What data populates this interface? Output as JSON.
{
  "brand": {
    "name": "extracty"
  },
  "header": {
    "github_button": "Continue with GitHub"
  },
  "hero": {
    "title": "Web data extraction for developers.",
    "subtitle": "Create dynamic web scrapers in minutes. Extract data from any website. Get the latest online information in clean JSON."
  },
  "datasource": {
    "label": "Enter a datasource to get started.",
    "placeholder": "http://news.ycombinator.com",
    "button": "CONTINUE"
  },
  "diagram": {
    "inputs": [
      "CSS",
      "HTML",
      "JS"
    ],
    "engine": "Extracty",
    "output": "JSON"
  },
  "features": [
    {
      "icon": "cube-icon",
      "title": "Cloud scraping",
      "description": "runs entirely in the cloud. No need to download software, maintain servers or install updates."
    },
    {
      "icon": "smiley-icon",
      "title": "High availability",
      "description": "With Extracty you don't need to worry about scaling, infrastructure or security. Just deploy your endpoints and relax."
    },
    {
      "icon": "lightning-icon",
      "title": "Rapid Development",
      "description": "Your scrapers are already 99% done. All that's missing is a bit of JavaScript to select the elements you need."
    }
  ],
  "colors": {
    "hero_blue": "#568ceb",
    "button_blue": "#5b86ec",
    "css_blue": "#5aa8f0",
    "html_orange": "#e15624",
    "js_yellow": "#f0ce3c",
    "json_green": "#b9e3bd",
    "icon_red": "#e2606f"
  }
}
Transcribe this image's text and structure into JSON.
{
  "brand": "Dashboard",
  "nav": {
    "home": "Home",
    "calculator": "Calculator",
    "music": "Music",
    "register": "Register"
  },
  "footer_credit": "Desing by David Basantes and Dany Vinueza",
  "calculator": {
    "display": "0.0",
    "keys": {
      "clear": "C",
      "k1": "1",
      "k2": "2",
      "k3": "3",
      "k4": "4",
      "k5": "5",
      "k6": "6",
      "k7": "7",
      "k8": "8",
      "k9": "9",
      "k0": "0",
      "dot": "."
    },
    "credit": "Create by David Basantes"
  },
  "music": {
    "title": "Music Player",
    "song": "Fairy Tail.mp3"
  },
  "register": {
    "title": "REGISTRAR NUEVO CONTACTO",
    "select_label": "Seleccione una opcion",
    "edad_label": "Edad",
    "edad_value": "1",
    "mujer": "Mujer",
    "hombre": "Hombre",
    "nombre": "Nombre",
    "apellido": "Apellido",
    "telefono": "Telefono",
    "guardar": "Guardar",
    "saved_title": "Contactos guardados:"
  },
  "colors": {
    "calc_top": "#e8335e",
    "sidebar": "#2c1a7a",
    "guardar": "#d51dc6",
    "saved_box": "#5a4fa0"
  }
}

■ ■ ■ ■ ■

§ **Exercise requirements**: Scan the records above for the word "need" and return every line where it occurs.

§ **The completed task**:
      "description": "runs entirely in the cloud. No need to download software, maintain servers or install updates."
      "description": "With Extracty you don't need to worry about scaling, infrastructure or security. Just deploy your endpoints and relax."
      "description": "Your scrapers are already 99% done. All that's missing is a bit of JavaScript to select the elements you need."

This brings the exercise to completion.